The ancient Chinese art of foot reflexology applies to areas of the foot that correspond to the energy of specific organs and body parts to promote healing and release energy blockages. Foot reflexology can boost the immune system, increase circulation, cleanse toxins from the body and balance energy.

What can reflexology tell?

Reflexology is a technique that applies gentle pressure to your feet or hands to bring about a state of relaxation and help the body’s own healing process. … If your reflexologist feels tender, sensitive or crunchy sensations on the feet they say it can indicate that an area of your body is out of balance.

Who shouldn’t reflexology?

Foot injuries

Patients with foot fractures, unhealed wounds, or active gout in the foot should avoid reflexology. Patients with osteoarthritis that impacts the foot or ankle, or those with vascular disease of the legs or feet, should consult with their primary provider prior to beginning reflexology on the feet.

Who should not get reflexology?

There are some contraindications to reflexology and these should be noted before scheduling an appointment. If you have any of these contraindications, you should not book a reflexology session. What to expect during a reflexology session: A Reflexology session lasts 60 minutes.

What does it mean if reflexology hurts?

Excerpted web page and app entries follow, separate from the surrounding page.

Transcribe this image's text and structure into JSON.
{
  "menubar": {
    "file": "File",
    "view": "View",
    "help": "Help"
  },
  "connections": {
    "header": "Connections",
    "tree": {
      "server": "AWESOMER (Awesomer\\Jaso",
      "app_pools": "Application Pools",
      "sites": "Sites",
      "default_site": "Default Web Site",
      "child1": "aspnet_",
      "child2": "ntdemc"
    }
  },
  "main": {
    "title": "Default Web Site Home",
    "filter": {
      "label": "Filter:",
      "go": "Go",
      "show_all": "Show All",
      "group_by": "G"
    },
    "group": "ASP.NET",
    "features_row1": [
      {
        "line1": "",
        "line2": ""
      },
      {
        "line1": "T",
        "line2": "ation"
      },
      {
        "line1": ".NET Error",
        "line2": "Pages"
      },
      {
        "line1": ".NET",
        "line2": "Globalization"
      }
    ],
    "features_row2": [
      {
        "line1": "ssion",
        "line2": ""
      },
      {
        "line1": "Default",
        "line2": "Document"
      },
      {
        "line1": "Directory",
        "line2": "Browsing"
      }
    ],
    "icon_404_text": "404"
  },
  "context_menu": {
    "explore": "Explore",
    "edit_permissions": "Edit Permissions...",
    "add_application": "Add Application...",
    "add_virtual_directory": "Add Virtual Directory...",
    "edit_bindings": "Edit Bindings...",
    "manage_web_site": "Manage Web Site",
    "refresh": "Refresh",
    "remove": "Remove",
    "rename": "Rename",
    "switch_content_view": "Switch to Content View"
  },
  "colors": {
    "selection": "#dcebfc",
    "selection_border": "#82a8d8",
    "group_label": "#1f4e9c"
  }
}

Reflexology will often hurt when the congested reflex areas are treated and in no way resembles a foot massage. As the condition improves with several reflexology sessions, so will the soreness on the corresponding reflexes.